Also, do your research on International Awareness Days, Religious Festivals and designated fixture days (as assigned by the Premier League/English Football League) and work with the club's Disabled Supporters' Association (DSA) and affiliated supporter groups and charities. Finally, broaden your skill set or utilise any skills you may have in this area. Disability Awareness Training, knowledge of sign language, additional languages, completion of Equality, Diversity and Inclusion courses etc. will all be really helpful.


Challenges in Supporter Engagement

There will unfortunately be tough times too - there are a lot of people to please and you rarely find that every single supporter is in agreement on the same topic. You also have a real balancing act between assisting with what supporters want to see and being realistic with what the club can deliver. There is not always a huge budget to work with and essentially, not all initiatives work for every club. So if you are interested in working in supporter engagement, it is important to know that you are not always going to be able to say 'yes' to every supporter suggestion, or be able to make promises on expensive projects. 

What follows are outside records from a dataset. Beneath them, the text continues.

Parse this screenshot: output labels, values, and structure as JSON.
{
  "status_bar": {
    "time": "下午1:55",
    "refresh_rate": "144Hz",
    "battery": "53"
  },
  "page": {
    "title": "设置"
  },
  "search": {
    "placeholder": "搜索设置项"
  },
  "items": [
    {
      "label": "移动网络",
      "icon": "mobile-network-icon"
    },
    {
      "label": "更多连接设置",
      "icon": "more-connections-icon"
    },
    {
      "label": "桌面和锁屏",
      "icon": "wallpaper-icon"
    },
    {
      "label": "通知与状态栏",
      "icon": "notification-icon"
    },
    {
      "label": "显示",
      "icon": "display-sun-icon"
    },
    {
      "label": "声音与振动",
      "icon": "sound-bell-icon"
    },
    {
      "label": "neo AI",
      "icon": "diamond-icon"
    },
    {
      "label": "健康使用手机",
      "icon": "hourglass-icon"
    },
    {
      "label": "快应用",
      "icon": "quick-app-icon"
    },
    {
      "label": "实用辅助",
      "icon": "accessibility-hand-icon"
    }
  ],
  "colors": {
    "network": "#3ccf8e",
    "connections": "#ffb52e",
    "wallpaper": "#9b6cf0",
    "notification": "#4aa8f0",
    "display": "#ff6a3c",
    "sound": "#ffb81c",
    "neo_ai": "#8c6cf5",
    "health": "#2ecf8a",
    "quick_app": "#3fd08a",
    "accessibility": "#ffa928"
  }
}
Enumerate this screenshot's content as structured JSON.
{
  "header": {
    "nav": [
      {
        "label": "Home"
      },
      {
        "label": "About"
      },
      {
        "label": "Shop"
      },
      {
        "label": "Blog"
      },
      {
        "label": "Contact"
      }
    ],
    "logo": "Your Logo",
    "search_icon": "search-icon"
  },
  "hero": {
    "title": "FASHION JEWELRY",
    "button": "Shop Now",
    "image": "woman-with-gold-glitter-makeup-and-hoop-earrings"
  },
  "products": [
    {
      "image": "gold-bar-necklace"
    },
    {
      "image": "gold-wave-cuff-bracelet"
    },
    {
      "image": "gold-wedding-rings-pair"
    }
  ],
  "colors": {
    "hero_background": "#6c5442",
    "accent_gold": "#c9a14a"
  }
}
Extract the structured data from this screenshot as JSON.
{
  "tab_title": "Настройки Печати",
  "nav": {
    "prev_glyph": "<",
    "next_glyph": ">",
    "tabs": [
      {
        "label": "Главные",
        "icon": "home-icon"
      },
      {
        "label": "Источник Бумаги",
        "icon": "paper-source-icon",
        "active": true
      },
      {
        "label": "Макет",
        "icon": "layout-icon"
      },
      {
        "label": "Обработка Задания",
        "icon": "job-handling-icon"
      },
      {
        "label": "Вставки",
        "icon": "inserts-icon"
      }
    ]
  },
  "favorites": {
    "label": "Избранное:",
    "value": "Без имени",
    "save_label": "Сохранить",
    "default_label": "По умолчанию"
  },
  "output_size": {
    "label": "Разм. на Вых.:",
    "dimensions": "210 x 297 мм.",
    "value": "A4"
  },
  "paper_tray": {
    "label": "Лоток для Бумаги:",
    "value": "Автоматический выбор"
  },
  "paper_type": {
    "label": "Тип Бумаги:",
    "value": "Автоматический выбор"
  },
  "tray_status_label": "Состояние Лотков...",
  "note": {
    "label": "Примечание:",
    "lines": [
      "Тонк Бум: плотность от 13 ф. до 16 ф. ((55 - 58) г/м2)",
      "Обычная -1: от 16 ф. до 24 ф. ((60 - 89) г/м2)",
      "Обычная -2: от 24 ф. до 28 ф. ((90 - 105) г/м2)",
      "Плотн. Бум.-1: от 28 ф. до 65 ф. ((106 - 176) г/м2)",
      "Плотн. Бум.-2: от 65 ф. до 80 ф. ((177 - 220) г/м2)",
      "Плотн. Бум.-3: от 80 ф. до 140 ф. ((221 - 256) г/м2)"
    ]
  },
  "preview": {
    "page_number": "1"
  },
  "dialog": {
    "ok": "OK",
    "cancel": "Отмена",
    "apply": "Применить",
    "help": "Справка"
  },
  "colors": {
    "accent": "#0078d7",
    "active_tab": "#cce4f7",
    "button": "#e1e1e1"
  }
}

In saying that, it is equally important to remember to ensure that supporters should understand that a 'no' to a suggestion is not because the club doesn't care about them. There will be a valid reason behind that decision, such as a lack of space or funding at that time. Most suggestions can be revisited at a later date too, so keeping a record can be helpful for all concerned.


What does the future of Supporter Engagement look like?

When I first started in the football industry, supporter engagement was not where I thought I would work but like many, that was probably because I didn't have an understanding of what it meant to work in that area. Having now had the opportunity to fulfil a couple of different roles and being successful with a number of projects, I can personally say it has been an interesting and rewarding experience. It is hard work and unfortunately, can sometimes be undervalued in the wider sense of the football business but it is also one of the most enjoyable areas to work in and perhaps surprisingly, offers the chance for career growth. 


I am excited to see how supporter engagement develops in the future. My personal feeling is that with technology being an ever-present feature in our day-to-day lives and with this, a new technology-focused generation of fans to consider, I think innovation and creativity are going to be key.


Although, I think it will be important for clubs to find a way of balancing the nostalgia that many supporters want from football, with implementing those initiatives and processes that are needed to ensure the club remains relevant. Just look at the way the demand for matchday programmes has changed. Some supporters will forever want a hard copy programme to pick-up on matchday (nostalgia), while many others like a digital version to download (technology). Then you have the last group who feel a programme is no longer required because club news is regularly updated via a number of media channels. So if anybody has the answer of how to solve that conundrum, then please let me know!